### [AIM OF THE TASK]
Each record is to be duplicated exactly, with nothing added.

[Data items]
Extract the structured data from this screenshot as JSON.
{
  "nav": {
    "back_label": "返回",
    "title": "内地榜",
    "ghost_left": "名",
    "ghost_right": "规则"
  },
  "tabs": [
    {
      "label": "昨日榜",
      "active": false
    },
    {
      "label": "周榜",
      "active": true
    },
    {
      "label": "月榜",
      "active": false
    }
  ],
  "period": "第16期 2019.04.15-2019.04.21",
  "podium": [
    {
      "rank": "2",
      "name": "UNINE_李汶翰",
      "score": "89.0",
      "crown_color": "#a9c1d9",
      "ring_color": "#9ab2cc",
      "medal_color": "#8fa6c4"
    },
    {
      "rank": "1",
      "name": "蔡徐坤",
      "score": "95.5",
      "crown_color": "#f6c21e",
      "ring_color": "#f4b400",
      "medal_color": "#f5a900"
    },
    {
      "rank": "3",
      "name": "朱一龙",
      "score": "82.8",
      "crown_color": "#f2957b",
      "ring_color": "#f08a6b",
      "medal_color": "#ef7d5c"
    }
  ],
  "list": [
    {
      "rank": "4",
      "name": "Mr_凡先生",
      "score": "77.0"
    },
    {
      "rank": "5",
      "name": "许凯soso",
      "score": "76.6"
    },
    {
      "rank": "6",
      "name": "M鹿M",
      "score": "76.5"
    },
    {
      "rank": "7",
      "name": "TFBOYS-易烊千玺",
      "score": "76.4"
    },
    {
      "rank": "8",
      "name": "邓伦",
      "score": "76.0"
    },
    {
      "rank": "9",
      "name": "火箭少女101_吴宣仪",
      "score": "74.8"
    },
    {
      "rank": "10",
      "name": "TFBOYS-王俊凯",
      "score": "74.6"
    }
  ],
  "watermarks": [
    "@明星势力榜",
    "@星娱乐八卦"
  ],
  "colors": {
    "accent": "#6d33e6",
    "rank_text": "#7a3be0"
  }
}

### [TASK RESPONSE]
Extract the structured data from this screenshot as JSON.
{
  "nav": {
    "back_label": "返回",
    "title": "内地榜",
    "ghost_left": "名",
    "ghost_right": "规则"
  },
  "tabs": [
    {
      "label": "昨日榜",
      "active": false
    },
    {
      "label": "周榜",
      "active": true
    },
    {
      "label": "月榜",
      "active": false
    }
  ],
  "period": "第16期 2019.04.15-2019.04.21",
  "podium": [
    {
      "rank": "2",
      "name": "UNINE_李汶翰",
      "score": "89.0",
      "crown_color": "#a9c1d9",
      "ring_color": "#9ab2cc",
      "medal_color": "#8fa6c4"
    },
    {
      "rank": "1",
      "name": "蔡徐坤",
      "score": "95.5",
      "crown_color": "#f6c21e",
      "ring_color": "#f4b400",
      "medal_color": "#f5a900"
    },
    {
      "rank": "3",
      "name": "朱一龙",
      "score": "82.8",
      "crown_color": "#f2957b",
      "ring_color": "#f08a6b",
      "medal_color": "#ef7d5c"
    }
  ],
  "list": [
    {
      "rank": "4",
      "name": "Mr_凡先生",
      "score": "77.0"
    },
    {
      "rank": "5",
      "name": "许凯soso",
      "score": "76.6"
    },
    {
      "rank": "6",
      "name": "M鹿M",
      "score": "76.5"
    },
    {
      "rank": "7",
      "name": "TFBOYS-易烊千玺",
      "score": "76.4"
    },
    {
      "rank": "8",
      "name": "邓伦",
      "score": "76.0"
    },
    {
      "rank": "9",
      "name": "火箭少女101_吴宣仪",
      "score": "74.8"
    },
    {
      "rank": "10",
      "name": "TFBOYS-王俊凯",
      "score": "74.6"
    }
  ],
  "watermarks": [
    "@明星势力榜",
    "@星娱乐八卦"
  ],
  "colors": {
    "accent": "#6d33e6",
    "rank_text": "#7a3be0"
  }
}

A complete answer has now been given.